→ **What you will do**:
The whole listing below should be output again, word for word.

→ **Entries shown**:
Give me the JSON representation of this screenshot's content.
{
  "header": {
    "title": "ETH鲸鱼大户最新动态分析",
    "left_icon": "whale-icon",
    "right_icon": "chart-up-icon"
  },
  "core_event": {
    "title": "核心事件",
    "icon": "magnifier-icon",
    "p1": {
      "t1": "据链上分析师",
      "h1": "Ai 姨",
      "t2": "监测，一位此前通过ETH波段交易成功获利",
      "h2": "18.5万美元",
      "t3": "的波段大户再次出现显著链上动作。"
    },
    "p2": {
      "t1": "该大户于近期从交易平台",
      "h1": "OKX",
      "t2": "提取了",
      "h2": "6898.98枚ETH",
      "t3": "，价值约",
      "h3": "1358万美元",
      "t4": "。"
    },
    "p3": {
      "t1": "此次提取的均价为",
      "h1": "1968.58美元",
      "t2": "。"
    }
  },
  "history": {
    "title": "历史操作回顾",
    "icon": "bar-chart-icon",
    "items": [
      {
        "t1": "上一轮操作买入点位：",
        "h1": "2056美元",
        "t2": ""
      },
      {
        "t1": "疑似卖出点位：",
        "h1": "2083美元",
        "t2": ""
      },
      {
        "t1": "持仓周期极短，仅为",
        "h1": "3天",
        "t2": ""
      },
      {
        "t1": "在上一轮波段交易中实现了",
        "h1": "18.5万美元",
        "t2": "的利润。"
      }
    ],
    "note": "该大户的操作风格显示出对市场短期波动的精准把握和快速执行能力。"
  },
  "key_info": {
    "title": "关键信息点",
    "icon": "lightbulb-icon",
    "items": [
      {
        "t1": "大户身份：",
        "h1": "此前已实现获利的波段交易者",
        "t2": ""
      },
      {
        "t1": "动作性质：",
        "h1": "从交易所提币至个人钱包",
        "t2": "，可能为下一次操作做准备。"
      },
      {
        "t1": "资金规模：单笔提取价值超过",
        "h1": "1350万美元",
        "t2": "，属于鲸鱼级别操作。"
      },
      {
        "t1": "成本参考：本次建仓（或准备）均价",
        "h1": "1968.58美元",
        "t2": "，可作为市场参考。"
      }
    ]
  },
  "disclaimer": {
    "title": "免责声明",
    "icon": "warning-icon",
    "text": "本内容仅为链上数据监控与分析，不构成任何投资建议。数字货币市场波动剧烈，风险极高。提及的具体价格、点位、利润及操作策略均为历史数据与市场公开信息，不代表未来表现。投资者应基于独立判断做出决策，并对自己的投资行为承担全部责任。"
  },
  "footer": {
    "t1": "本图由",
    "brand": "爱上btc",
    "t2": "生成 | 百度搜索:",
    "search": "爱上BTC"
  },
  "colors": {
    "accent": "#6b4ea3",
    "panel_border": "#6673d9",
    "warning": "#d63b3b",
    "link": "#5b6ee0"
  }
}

→ **Problem solution**:
Give me the JSON representation of this screenshot's content.
{
  "header": {
    "title": "ETH鲸鱼大户最新动态分析",
    "left_icon": "whale-icon",
    "right_icon": "chart-up-icon"
  },
  "core_event": {
    "title": "核心事件",
    "icon": "magnifier-icon",
    "p1": {
      "t1": "据链上分析师",
      "h1": "Ai 姨",
      "t2": "监测，一位此前通过ETH波段交易成功获利",
      "h2": "18.5万美元",
      "t3": "的波段大户再次出现显著链上动作。"
    },
    "p2": {
      "t1": "该大户于近期从交易平台",
      "h1": "OKX",
      "t2": "提取了",
      "h2": "6898.98枚ETH",
      "t3": "，价值约",
      "h3": "1358万美元",
      "t4": "。"
    },
    "p3": {
      "t1": "此次提取的均价为",
      "h1": "1968.58美元",
      "t2": "。"
    }
  },
  "history": {
    "title": "历史操作回顾",
    "icon": "bar-chart-icon",
    "items": [
      {
        "t1": "上一轮操作买入点位：",
        "h1": "2056美元",
        "t2": ""
      },
      {
        "t1": "疑似卖出点位：",
        "h1": "2083美元",
        "t2": ""
      },
      {
        "t1": "持仓周期极短，仅为",
        "h1": "3天",
        "t2": ""
      },
      {
        "t1": "在上一轮波段交易中实现了",
        "h1": "18.5万美元",
        "t2": "的利润。"
      }
    ],
    "note": "该大户的操作风格显示出对市场短期波动的精准把握和快速执行能力。"
  },
  "key_info": {
    "title": "关键信息点",
    "icon": "lightbulb-icon",
    "items": [
      {
        "t1": "大户身份：",
        "h1": "此前已实现获利的波段交易者",
        "t2": ""
      },
      {
        "t1": "动作性质：",
        "h1": "从交易所提币至个人钱包",
        "t2": "，可能为下一次操作做准备。"
      },
      {
        "t1": "资金规模：单笔提取价值超过",
        "h1": "1350万美元",
        "t2": "，属于鲸鱼级别操作。"
      },
      {
        "t1": "成本参考：本次建仓（或准备）均价",
        "h1": "1968.58美元",
        "t2": "，可作为市场参考。"
      }
    ]
  },
  "disclaimer": {
    "title": "免责声明",
    "icon": "warning-icon",
    "text": "本内容仅为链上数据监控与分析，不构成任何投资建议。数字货币市场波动剧烈，风险极高。提及的具体价格、点位、利润及操作策略均为历史数据与市场公开信息，不代表未来表现。投资者应基于独立判断做出决策，并对自己的投资行为承担全部责任。"
  },
  "footer": {
    "t1": "本图由",
    "brand": "爱上btc",
    "t2": "生成 | 百度搜索:",
    "search": "爱上BTC"
  },
  "colors": {
    "accent": "#6b4ea3",
    "panel_border": "#6673d9",
    "warning": "#d63b3b",
    "link": "#5b6ee0"
  }
}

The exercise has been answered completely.